A former loyalist paramilitary has warned that Brexit tensions in the North could soon lead to “active, orchestrated loyalist violence.”
In a special report for The Pat Kenny Show this morning, Newstalk reporter Barry Whyte spoke to members of the unionist community about the ongoing tensions over the Northern Ireland Protocol.
The protocol, which keeps the North in the EU single market for goods, is included in the Brexit Withdrawal Agreement to prevent the return of a hard border in Ireland.
The former paramilitary told Barry that young loyalists are gathering information on people they view as “legitimate targets” – including members of Northern Irish political parties and the Irish Government.
“Unless something major changes in weeks or possibly months, I could see violence,” he said.

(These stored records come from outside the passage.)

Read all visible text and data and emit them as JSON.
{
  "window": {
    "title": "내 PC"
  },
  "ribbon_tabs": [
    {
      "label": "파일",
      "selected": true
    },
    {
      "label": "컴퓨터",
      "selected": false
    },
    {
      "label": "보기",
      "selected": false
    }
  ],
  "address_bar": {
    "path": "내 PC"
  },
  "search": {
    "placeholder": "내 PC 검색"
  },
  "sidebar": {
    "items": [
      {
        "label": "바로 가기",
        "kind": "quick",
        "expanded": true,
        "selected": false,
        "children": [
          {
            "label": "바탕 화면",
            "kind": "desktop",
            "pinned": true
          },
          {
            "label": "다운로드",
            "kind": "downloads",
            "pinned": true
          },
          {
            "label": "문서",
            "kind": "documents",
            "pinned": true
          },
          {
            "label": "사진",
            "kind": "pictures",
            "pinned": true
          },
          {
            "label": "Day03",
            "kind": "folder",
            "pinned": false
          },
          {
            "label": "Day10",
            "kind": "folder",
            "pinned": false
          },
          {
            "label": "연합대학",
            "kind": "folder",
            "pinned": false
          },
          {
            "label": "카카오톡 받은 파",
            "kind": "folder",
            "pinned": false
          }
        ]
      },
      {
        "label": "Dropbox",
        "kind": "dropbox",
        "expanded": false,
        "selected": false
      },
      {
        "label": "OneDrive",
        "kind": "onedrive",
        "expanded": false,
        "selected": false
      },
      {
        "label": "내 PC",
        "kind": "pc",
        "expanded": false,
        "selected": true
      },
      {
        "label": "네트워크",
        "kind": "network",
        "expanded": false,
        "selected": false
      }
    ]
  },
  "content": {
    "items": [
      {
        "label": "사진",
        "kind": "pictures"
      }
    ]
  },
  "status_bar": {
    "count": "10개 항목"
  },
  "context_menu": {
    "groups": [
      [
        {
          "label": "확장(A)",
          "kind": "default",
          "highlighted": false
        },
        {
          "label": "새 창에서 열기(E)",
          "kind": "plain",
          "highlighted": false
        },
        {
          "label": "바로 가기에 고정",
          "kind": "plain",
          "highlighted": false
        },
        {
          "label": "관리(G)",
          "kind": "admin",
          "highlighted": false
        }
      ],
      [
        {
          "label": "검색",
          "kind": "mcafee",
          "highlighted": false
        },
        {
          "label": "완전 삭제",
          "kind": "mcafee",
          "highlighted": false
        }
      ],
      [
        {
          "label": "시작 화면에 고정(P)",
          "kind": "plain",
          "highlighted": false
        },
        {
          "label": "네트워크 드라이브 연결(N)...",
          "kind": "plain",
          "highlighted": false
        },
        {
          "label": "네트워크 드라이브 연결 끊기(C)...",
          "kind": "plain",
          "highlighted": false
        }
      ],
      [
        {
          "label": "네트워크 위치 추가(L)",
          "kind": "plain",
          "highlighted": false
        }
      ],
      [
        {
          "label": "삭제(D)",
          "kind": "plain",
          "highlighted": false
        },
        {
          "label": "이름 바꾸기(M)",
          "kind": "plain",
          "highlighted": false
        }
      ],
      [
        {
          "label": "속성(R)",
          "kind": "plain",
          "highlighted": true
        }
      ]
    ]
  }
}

“It might start off low-key. It could be interface violence or rioting between teenagers but if this continues on this path, you are going to see active, orchestrated loyalist violence.
“I know, at the minute, there are discussions – there are young loyalists involved using encrypted messaging apps talking to each other.

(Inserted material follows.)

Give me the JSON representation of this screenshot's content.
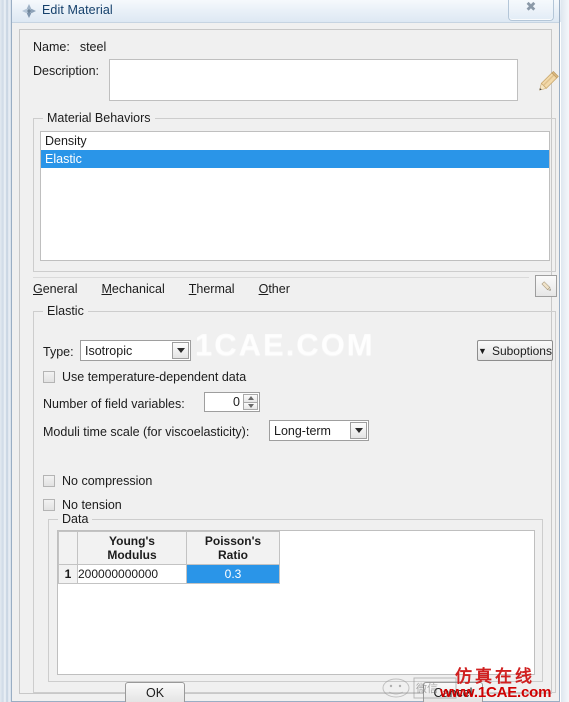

“People starting to gather intelligence, addresses and car registration numbers of people they would regard as legitimate targets.”
Why are unionists and loyalists so angry about the Northern Ireland protocol?

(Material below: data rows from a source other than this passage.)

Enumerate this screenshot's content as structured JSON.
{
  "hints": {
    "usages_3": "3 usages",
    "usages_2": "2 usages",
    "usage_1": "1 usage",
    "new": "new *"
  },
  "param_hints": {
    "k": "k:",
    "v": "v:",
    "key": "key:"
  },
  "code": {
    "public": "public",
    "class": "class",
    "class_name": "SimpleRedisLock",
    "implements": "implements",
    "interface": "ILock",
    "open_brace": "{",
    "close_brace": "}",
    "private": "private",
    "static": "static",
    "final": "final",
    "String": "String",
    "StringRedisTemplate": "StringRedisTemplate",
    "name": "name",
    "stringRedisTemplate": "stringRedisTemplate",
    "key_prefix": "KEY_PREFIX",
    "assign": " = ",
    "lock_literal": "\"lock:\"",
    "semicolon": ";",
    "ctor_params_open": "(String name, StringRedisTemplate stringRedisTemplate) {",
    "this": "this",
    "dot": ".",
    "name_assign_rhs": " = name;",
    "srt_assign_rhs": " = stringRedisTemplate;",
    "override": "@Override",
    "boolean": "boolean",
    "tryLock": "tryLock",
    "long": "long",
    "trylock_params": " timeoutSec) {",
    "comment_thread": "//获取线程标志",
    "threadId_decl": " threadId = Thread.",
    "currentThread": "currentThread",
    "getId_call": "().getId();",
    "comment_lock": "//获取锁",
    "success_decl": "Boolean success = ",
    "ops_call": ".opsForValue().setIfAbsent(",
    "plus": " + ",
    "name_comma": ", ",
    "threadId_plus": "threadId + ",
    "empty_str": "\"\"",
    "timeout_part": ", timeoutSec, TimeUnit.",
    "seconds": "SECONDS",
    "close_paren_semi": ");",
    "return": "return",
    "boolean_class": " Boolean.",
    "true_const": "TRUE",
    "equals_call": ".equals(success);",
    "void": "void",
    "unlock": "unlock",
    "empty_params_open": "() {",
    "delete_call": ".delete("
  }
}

I’ve been finding out.... https://t.co/pVIR97kEAW
— Barry Whyte (@BarryWhyte85) February 26, 2021
He said potential targets could include anyone involved in agreeing or maintaining the protocol – including, “anyone involved in Sinn Féin, the SDLP, the Alliance party and the Irish Government.”
“Leo Varadkar, I would not advise him to come to Northern Ireland without some kind of security,” he said.
“He is a hate figure here now because of the constant threats he was making about, if you put any kind of hard border between Northern Ireland and the Republic, you are bringing back IRA violence.
“Loyalists are looking at that now saying, if Leo Varadkar can make those kinds of threats, why can’t we do the same in order for us to get our way?
“So, there are plenty of targets. We have even seen threats against border post staff. Even if some of those people live in Loyalist areas, they are implementing this Irish Sea border so they are making themselves targets.
"There is no brinksmanship here as far as loyalists are concerned. If we continue down this path, there is going to be violence in Northern Ireland. 100%.”
The Tánaiste has never made any violent threats of any kind; however, in October 2018, he warned that any hard border in Ireland could become a target for violent paramilitaries.
At the time he showed fellow EU leaders a newspaper clipping which reported on an IRA bombing at a Newry Customs Office in which nine people were killed and six people were injured.
Tensions over the protocol came to a head earlier this month when physical checks on food and animal products were suspended at Belfast and Larne ports due to an “upsurge in sinister and menacing behaviour.”
The PSNI later said there was no evidence of ‘credible threats’ against any port workers.
Could there be a return of Loyalist violence if the Irish Sea border isn’t scrapped?
— Barry Whyte (@BarryWhyte85) February 25, 2021
The CEO of Cooperation Ireland, former PSNI Assistant Chief Constable Peter Sheridan told Barry that anger and graffiti is one thing, but we should not assume it will lead to terrorism.
“Sometimes, when we talk about violence on this island, the spectre of bombs and bullets looms large rather than, in other places, where people protest or put posters up lampposts,” he said.
“The graffiti does not seem to be organised graffiti. There are always going to be people who will react themselves and take actions themselves but we can’t minimise the fact that some people will feel threatened by it.
“But, as I understand it at the minute, both from people in the loyalist community and unionist community, people are not considering violence in terms of what we would have known as violence in this community.”
You can listen back to Barry’s full report here:
Reporting from Barry Whyte in Belfast